Newlyimplemented information system a medical facility always requiresproper staff training to ensure that the new system operatesefficiently. Staff training can be a time-consuming activity that mayalso drain more resources from the organization, especially when thestaff members lack even the basic computer skills (Ball et al.,2013). To encourage training of the personnel, the individuals thatwill have a good concept of the system can become the trainers oftheir colleagues. These competent persons could be rewarded withbonuses or extended leaves. The staff should also be assured that thechange in the information system does not imply that their jobsecurity is at risk (Ball et al., 2013). Matter of fact, those thatquickly adapt to the new format have greater chances of improvingtheir professional careers. The management of the facility couldenforce a rule that within a certain period like two months, everyworker must have basic knowledge about the new system or they mayface some repercussions.

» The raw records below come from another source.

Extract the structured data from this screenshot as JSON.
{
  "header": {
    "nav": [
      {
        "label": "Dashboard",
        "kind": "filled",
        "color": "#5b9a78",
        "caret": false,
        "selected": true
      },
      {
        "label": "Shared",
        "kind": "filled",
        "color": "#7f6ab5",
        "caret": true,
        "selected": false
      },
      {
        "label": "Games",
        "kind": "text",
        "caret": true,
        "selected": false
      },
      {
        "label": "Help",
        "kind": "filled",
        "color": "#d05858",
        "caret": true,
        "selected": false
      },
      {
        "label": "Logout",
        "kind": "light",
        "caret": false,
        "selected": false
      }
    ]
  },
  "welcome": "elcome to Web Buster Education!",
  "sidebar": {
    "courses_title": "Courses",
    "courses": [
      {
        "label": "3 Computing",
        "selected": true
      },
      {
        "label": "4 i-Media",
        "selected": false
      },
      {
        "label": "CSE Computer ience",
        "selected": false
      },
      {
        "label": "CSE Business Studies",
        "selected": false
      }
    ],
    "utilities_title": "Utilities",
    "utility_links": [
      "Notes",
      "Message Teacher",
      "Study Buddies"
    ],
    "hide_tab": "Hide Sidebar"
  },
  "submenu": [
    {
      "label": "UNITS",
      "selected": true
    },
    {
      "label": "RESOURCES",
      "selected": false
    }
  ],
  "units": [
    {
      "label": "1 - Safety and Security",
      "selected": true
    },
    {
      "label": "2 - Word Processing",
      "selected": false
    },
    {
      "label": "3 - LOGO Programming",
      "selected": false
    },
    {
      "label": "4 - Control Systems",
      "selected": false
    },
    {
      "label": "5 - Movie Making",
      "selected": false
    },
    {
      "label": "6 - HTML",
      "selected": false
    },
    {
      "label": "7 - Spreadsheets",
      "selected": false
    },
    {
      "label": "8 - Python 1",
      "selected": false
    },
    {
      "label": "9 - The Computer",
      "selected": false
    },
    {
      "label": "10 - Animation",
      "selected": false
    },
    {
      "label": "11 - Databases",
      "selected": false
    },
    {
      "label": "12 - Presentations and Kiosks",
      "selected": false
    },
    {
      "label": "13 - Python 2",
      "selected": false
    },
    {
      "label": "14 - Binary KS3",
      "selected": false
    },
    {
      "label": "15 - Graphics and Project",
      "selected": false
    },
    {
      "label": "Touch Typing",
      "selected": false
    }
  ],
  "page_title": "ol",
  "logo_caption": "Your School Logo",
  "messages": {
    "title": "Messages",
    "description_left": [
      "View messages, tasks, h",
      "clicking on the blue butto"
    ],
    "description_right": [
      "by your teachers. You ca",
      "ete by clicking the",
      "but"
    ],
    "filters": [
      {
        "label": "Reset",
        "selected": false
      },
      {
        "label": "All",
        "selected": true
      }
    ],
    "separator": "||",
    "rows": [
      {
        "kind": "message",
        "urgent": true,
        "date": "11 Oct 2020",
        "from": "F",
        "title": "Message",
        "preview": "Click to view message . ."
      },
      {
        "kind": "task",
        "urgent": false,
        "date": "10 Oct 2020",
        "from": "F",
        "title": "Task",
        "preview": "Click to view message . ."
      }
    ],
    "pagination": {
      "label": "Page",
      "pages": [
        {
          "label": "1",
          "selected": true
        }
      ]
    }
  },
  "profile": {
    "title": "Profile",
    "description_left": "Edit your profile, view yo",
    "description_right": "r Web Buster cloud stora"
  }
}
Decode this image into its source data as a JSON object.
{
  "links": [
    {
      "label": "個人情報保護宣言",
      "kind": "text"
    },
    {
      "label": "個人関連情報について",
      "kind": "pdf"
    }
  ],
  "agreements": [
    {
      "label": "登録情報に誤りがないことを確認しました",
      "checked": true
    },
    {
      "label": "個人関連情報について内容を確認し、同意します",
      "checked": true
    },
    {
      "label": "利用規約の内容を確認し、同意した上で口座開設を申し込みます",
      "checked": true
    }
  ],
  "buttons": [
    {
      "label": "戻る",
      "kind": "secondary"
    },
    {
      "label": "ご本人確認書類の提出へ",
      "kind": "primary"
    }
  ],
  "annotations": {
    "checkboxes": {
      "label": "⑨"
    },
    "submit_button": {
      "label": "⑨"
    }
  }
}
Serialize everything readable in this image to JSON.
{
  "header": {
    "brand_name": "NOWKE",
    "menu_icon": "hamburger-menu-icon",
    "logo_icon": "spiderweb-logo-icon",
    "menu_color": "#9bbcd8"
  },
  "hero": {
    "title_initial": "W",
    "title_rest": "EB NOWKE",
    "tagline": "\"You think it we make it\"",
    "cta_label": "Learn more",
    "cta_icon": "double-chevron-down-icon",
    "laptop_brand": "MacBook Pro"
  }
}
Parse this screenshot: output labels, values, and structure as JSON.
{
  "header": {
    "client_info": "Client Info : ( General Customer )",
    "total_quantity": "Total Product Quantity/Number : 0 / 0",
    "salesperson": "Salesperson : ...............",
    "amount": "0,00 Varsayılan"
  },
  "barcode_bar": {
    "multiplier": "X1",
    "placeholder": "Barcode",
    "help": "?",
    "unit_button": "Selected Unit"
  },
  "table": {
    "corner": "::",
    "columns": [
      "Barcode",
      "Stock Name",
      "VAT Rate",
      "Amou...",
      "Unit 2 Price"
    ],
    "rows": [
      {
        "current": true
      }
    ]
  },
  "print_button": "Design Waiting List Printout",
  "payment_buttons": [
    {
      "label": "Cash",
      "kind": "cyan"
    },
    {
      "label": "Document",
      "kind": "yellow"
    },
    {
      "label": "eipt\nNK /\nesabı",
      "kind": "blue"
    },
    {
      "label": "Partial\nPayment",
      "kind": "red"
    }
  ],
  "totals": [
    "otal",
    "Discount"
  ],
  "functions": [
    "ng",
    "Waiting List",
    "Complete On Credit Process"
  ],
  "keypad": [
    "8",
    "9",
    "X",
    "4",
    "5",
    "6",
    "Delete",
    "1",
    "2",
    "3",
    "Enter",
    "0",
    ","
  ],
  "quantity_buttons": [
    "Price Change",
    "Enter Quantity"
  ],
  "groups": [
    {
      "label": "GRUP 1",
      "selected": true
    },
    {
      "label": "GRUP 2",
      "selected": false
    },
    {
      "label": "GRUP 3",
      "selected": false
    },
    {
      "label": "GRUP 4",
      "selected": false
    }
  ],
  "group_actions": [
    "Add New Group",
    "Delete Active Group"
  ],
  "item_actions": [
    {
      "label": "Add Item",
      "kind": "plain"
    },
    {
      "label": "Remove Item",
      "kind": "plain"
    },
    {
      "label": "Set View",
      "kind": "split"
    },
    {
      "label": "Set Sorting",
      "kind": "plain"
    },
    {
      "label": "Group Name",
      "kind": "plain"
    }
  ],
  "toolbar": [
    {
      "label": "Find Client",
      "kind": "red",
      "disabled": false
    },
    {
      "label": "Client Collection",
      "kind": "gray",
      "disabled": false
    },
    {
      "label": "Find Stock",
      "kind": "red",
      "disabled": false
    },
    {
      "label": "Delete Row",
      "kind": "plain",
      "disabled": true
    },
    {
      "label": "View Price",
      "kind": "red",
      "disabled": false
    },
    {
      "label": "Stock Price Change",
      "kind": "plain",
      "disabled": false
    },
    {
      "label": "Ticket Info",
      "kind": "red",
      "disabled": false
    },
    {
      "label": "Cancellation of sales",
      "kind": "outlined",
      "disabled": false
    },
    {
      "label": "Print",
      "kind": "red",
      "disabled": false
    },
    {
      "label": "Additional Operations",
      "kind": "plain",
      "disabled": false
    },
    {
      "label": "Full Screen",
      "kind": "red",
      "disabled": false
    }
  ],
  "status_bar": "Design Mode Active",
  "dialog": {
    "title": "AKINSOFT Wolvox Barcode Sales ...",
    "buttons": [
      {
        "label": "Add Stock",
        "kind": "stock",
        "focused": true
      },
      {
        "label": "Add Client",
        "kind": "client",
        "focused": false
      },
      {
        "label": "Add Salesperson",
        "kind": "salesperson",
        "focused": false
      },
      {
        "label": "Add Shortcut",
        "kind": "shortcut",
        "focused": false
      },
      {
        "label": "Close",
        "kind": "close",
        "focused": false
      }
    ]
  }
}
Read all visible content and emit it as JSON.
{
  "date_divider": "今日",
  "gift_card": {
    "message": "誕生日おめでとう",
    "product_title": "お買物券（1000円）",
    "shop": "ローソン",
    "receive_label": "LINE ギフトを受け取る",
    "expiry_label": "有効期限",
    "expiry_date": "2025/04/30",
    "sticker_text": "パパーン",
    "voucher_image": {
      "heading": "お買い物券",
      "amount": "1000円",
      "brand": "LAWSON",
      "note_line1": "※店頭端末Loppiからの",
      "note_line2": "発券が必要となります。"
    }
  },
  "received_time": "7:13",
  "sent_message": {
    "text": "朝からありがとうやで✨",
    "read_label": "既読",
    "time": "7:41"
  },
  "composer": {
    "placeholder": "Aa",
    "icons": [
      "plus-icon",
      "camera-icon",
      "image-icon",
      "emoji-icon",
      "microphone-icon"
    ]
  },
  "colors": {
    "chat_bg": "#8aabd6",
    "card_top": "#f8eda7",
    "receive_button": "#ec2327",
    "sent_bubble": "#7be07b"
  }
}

Thenew financial reimbursement system will reduce the amount of timeused when recording, storing and retrieving patient information. Themedical coders will also experience fewer instances of errors andother malfunctions that were prone to the older system (Ball et al.,2013). The implementation of their workflow strategies around the newsystem will be conducted in a sequential manner. The most skilledcoders will be the first to apply for the new program while theothers will maintain the older one as a precaution. After a month,the reimbursement system will be assessed on its functionality. If itmeasures to all the set expectations, the entire department can theswitch to the new system. Even though the process of operating twosystems simultaneously is very costly, it is the safest approach(Ball et al., 2013). Having a backup system will ensure that there isno severe damage if the new system collapses. One could quicklyrevert to the former program, and most records of the hospital willbe intact.
Ball,M., Weaver, C., & Kiel, J. (Eds.). (2013). Healthcareinformation management systems: Cases, strategies, and solutions.Springer Science & Business Media.